If you’re hiring a vehicle, we strongly advise against giving your passport as a form of security. If you allow your passport to be photocopied, keep it in your sight at all times. Check that you have adequate insurance and read the small print of the vehicle hire contract (particularly any waiver that will come into effect if the vehicle is damaged). The Embassy cannot provide legal advice if your deposit is retained due to damage. We can send you a list of English-speaking lawyers and consumer rights organisations should you wish to pursue the matter privately.
German public transport operates on an honour basis. This means that you are trusted to have the correct ticket but you must produce that ticket immediately if asked to do so by a ticket inspector. Ticket inspectors are often dressed in plain clothes and will not make an exception for non-German speakers. If you are caught without a valid ticket or pass you will have to pay an on-the-spot fine which could be €60 or more. The Embassy of Ireland in Berlin cannot assist you to avoid paying a fine. We can send you a list of English-speaking lawyers in Germany should you wish to pursue the matter privately.
Certain tickets, such as a day pass (Tageskarte) or a 7-day pass, have an open date or time and must be validated before boarding public transport to show at which time and date you began to use the ticket. Tickets are validated by inserting them into a validating machine (Entwerter). Validating machines (yellow or red in colour) are usually located on under- and over-ground platforms and inside trams and buses. Make sure that you have a ticket that is valid for each zone in which you are travelling. Transport prices and rules vary between cities so make sure to check the transportation authority of the city you are visiting. At the time of writing, a day pass on the Berlin public transport system expires at 3am the day after validation (i.e. not 24 hours after validation) and a 7-day pass expires at midnight on the seventh day of validation. In Dresden a day passes expires at 4am, in Hamburg 6am and in Frankfurt at close of operations or the last journey of the day. Ask the ticket office which rules apply. Anyone caught without a valid, or validated, ticket can face an on-the-spot fine.
When booking a Deutsche Bahn rail ticket online you will be asked to designate an identity card (passport, passport card, credit card etc.) which you must present to the ticket inspector on the train to show that you are the person named on the ticket. Make sure to bring the same card/identification document with you on your journey. If your ticket is for a specific train and time it may not need to be validated. If your ticket is open make sure to validate it before boarding the train at one of the red validating machines located on the platform. Failure to validate your ticket can result in an on-the-spot fine or in your being removed from the train.

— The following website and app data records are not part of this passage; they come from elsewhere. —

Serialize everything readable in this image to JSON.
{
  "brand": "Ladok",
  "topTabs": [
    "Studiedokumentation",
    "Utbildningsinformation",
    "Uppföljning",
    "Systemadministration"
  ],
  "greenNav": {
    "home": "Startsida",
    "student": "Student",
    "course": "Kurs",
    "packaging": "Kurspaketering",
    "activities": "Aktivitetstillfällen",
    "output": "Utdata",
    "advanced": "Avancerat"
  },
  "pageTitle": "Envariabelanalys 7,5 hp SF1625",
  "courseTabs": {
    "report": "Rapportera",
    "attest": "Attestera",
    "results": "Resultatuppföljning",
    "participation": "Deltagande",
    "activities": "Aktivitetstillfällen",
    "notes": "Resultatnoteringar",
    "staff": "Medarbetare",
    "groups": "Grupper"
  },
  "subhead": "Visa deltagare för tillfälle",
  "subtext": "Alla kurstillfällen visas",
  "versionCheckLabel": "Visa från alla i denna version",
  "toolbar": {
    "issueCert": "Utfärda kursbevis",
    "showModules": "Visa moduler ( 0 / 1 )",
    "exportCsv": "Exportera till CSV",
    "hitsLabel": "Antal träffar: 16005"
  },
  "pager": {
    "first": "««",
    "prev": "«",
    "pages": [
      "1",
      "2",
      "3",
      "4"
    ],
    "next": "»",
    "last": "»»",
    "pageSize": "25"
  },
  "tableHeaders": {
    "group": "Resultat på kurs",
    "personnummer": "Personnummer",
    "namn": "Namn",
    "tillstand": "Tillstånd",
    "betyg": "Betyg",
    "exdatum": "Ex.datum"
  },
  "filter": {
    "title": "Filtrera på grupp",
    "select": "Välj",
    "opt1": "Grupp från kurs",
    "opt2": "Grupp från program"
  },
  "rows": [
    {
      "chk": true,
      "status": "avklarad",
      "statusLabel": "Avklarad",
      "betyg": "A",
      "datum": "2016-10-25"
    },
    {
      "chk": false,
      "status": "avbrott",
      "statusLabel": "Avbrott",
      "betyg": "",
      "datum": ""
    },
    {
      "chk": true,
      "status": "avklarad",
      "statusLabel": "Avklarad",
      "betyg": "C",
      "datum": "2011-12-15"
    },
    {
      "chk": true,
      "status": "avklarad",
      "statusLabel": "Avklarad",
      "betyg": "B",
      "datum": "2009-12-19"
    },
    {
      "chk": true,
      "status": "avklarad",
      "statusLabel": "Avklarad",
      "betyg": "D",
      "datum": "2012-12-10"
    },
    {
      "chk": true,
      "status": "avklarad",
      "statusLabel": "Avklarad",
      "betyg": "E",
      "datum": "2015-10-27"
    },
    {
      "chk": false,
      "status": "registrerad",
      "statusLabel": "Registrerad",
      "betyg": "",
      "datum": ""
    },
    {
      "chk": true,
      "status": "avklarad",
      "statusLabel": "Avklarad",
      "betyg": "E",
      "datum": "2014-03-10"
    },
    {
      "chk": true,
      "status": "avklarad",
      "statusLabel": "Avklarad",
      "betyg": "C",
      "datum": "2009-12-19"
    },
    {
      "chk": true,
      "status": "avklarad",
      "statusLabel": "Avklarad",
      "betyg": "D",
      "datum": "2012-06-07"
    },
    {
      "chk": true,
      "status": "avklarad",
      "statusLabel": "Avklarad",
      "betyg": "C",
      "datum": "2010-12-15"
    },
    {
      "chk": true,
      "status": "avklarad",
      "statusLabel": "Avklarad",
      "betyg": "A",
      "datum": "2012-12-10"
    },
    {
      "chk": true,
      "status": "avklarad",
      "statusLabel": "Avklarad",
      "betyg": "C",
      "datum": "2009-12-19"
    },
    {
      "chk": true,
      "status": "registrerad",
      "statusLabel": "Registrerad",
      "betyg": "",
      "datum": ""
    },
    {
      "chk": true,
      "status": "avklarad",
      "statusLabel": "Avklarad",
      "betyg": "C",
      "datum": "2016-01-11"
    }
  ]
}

It is illegal to cross German pedestrian crossings when the red pedestrian light is on. Offenders risk a fine and payment of all costs in the event of an accident. While the Embassy cannot provide legal advice if you wish to challenge any fine, we can send you a list of English-speaking lawyers should you wish to pursue the matter privately.